The extremes of the FIA World Cup for Cross Country Rallies vary dramatically during the season, as Russian driver Vladimir Vasilyev will testify when he defends his title in the Abu Dhabi Desert Challenge POWERED by Nissan later this month.
Vasilyev had to battle deep snow and temperatures plummeting to -20C when he began the defence of his World Cup title on home territory recently in the Baja Russia – Northern Forest, finishing second in an event won by Finland’s Tapio Suominen .
The conditions contrast sharply with those to be faced in the 25th edition of the Desert Challenge, which sends the world’s best cross country rally drivers and riders on a five-day passage over the giant dunes and sabkha plains of the UAE’s Western Region of Al Garbia.
“The change in extremes of weather and terrain couldn’t be more pronounced,” said Ronan Morgan, who has the distinction this year of being Clerk of the Course for the first two World Cup rounds.
For many years a key member of the team behind the Desert Challenge, Morgan was ‘loaned’ to the Russian event promoters by the Automobile and Touring Club of the UAE as part of its year-round support for motorsport development worldwide.

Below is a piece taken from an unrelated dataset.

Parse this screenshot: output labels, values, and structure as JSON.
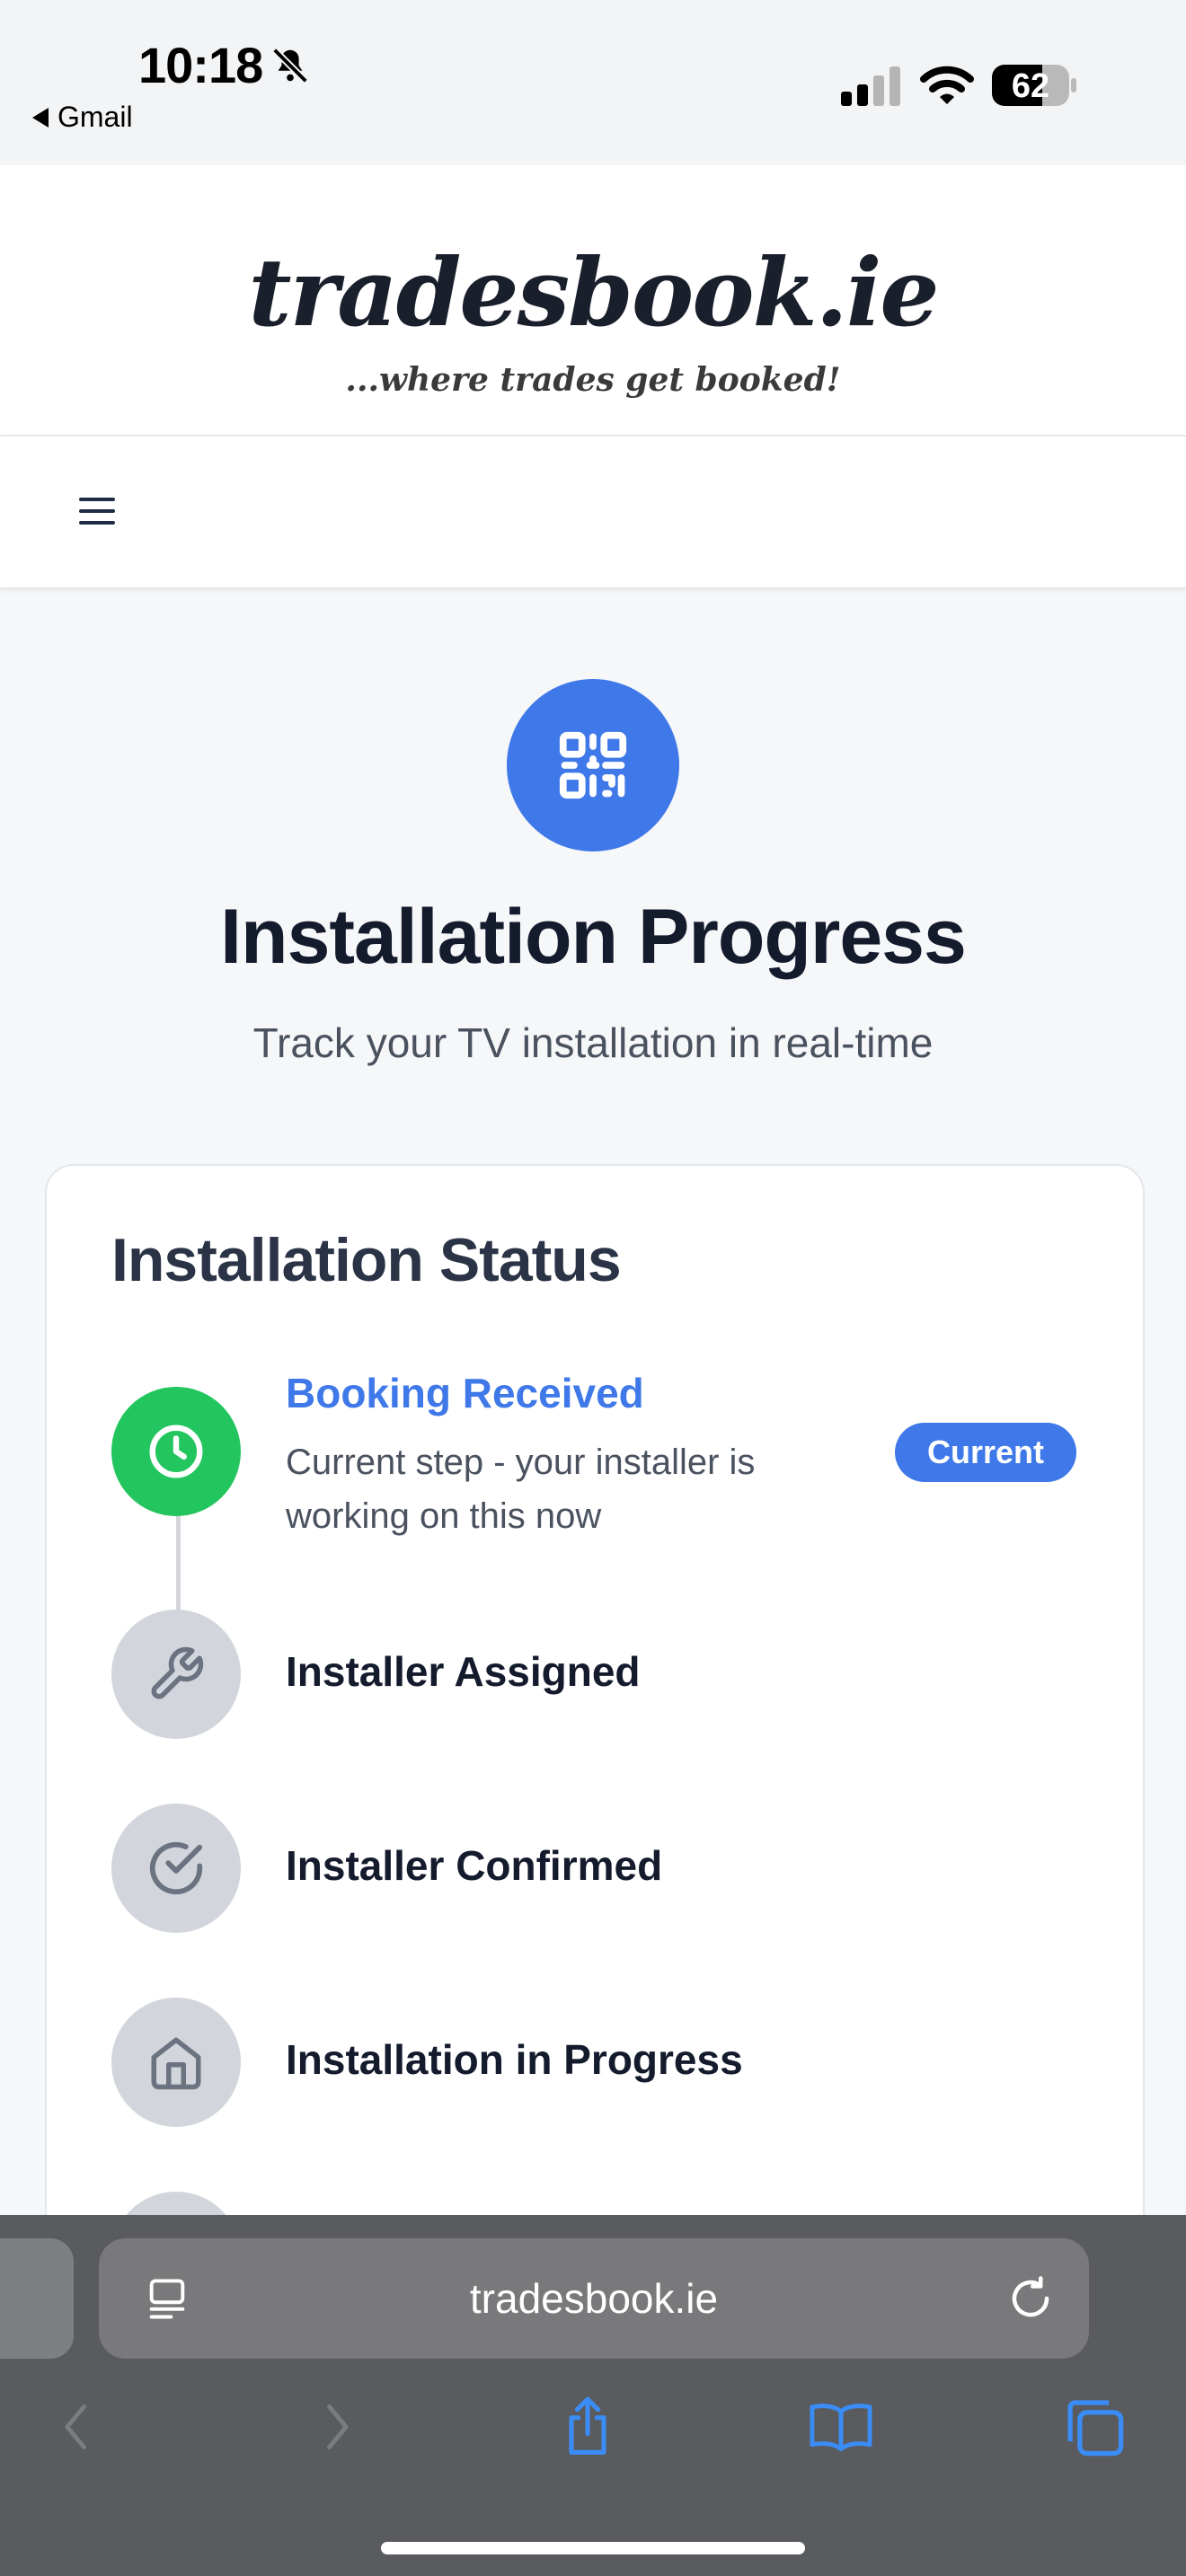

“It was a real eye opener for Ronan, and of course Vladimir and the other competitors who took part in Russia and are coming here will face a completely different set of tests,” said ATCUAE President Mohammed Ben Sulayem, the Desert Challenge founder.
“Over there the organisers have to guard against the threat of hypothermia when competitors break down and become stranded. Our priority when competitors find trouble in the desert is to help or evacuate them as soon as possible to prevent heat exhaustion and dehydration.”
In recent years, the ATCUAE has become a leader in motor sport research to provide better safety to competitors, officials and volunteers. In 2013, Sulayem instigated a study by the Club in conjunction with its academic partners at the University of Ulster to provide more protection for marshals and officials from the risk of dehydration.
During last year’s Desert challenge the same research team, led ATCUAE Chief Medical Officer Dr. Sean Petherbridge, made a first of its kind study into the effects of fatigue on drivers and riders contesting the event. The findings, made available to the FIA and other national motor sport authorities and event organisers worldwide, could help reduce the threat of accidents and injuries to competitors in international cross country rallying.
“The safety of competitors and all others involved in the event remains our top priority, and we’re planning more research this year to take this forward again,” said Sulayem, who has guided the event’s growth from humble beginnings in 1991. The Nissan Patrol, the “Hero of All terrain in Life”, is positioned for the 12th year as the official vehicle of the event.
While the first Desert Challenge featured 30 cars, mostly from the UAE and other Gulf countries, last year’s event attracted 108 drivers and riders from 32 countries, and the 25th anniversary of the event is expected to boost entries to a new level.
Action in the 25th Abu Dhabi Desert Challenge, which also marks the first round of the FIM Cross Country Rallies World Championship for bikes and quads, gets under way with a super special spectator stage at Yas Marina Circuit on Saturday 28March.
The cars, bikes and quads then set off on five days of spectacular desert stages centred on the Qasr Al Sarab Desert Resort by Anantara which hosts the event’s bivouac, prior to the finish at Yas Marina Circuit on 2 April.